Remembering David Tudor:
A 75th Anniversary Memoir
by Lowell Cross
David Tudor, Iowa City, Iowa, 16 October 1974
David Eugene Tudor was born in Philadelphia on 20 January 1926 and died at his home in Tomkins Cove, New York on 13 August 1996. In 2001—the 75th anniversary of his birth—it is appropriate for us to recall aspects of his music–making, his commitment to his own work, his far–flung travels, and the wide–ranging manifestations of his complex personality.
This memoir documents certain events in the lives of David Tudor (1926–1996), John Cage (1912–1992), Carson D. Jeffries (1922–1995), and Lowell Cross (1938–) from 1963 to 1980.
David Tudor was the leading avant–garde pianist of the second half of the 20th Century, even though he greatly limited his pianistic activities after the mid–1960s to concentrate on electronic music composition and performance. He joined Lowell Cross and Carson D. Jeffries in the development of video and laser art forms generated by music, including the presentation of the first laser light shows.
John Cage was one of the most influential composers and intellectuals of the 20th Century. He was a pioneer in percussion music, in his invention of the “prepared piano,” in “tape” and “live electronic” musics, and especially, in his use of chance operations (“indeterminacy”) to separate his personality from his art. Later in his life he composed acrostics and other text–pieces, played chess with Marcel Duchamp, and engaged in the production of visual works.

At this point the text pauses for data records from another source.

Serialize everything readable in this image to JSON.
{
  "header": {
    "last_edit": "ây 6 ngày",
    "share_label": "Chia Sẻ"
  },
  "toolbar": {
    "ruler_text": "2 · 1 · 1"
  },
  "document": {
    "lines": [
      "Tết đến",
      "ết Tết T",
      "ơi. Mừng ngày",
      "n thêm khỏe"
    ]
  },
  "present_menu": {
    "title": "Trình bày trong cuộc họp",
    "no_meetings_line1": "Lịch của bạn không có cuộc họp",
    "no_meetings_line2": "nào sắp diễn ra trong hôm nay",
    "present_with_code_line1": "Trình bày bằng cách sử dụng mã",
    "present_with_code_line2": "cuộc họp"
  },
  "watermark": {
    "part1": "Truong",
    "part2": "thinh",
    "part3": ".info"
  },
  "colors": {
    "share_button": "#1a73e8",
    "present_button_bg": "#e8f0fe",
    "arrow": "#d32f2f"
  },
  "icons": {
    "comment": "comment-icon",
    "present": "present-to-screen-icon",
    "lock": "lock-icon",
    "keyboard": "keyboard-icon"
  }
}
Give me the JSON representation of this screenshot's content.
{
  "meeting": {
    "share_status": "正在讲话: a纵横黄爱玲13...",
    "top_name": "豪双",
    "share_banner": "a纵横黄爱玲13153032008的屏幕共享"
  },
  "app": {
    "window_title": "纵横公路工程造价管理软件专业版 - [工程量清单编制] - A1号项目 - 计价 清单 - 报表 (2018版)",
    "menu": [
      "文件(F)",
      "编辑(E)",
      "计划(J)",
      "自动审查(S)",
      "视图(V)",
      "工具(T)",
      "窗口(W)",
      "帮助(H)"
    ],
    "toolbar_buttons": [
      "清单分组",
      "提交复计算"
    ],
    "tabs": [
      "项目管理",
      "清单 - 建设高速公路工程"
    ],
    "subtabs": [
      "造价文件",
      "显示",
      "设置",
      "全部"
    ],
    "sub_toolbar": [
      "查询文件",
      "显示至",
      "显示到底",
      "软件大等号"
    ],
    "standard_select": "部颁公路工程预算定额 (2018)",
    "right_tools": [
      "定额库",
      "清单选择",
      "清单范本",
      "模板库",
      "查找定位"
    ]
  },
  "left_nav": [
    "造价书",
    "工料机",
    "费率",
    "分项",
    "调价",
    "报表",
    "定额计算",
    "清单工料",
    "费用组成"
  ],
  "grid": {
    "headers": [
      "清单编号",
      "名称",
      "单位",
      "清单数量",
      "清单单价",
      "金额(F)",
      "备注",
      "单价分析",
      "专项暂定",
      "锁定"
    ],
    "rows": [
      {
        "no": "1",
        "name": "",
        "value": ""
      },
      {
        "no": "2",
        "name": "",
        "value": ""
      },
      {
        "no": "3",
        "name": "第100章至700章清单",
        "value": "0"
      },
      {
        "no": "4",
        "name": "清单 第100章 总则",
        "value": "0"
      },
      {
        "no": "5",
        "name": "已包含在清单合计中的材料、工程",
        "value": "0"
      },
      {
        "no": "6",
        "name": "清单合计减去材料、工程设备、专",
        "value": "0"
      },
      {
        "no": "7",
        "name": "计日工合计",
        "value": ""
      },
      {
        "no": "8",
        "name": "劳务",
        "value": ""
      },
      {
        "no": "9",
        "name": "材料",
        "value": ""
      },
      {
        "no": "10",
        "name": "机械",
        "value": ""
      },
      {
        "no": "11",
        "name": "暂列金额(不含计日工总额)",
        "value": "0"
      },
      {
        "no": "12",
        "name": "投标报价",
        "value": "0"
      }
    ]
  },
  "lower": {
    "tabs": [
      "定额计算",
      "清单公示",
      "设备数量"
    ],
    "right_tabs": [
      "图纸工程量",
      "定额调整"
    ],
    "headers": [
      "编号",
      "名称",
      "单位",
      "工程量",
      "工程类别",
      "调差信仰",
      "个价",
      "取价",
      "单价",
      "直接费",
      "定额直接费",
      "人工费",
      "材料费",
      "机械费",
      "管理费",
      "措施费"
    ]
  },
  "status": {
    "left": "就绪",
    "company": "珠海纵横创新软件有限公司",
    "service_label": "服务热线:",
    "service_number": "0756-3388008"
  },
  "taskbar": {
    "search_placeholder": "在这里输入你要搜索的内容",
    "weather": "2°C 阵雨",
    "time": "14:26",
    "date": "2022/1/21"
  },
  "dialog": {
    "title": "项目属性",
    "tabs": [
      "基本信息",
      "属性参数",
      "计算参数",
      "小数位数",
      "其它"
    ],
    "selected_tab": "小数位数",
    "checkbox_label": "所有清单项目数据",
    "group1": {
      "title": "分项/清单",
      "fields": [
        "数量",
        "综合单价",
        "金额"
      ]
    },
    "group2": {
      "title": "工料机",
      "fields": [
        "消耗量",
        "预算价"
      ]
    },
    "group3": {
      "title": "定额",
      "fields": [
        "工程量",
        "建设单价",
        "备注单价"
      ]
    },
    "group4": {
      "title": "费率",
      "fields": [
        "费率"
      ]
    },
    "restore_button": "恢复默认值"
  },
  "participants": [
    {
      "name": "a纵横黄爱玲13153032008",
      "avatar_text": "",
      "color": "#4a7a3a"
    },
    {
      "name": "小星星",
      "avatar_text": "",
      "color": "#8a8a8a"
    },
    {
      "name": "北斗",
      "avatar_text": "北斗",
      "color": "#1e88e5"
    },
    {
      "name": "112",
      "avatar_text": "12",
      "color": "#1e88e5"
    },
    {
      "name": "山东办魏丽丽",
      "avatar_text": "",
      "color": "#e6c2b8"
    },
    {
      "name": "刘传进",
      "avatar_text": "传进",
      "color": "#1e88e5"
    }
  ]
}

Carson D. Jeffries was an internationally renowned physicist at the University of California, Berkeley. His highly acclaimed first photographs of electrons in the form of a liquid droplet inside a supercooled crystal wafer (“Electricity photographed in its purest form,” 1972) were featured on the NBC–TV Evening News and on the cover of Science. Professor Jeffries was also a gifted and innovative kinetic sculptor. He built all of his artistic works with his own hands and oversaw their exhibition and performance on the Berkeley campus, at Mills College, and elsewhere in the San Francisco Bay Area.
Information about Lowell Cross may be found within the following text and at the end of this article.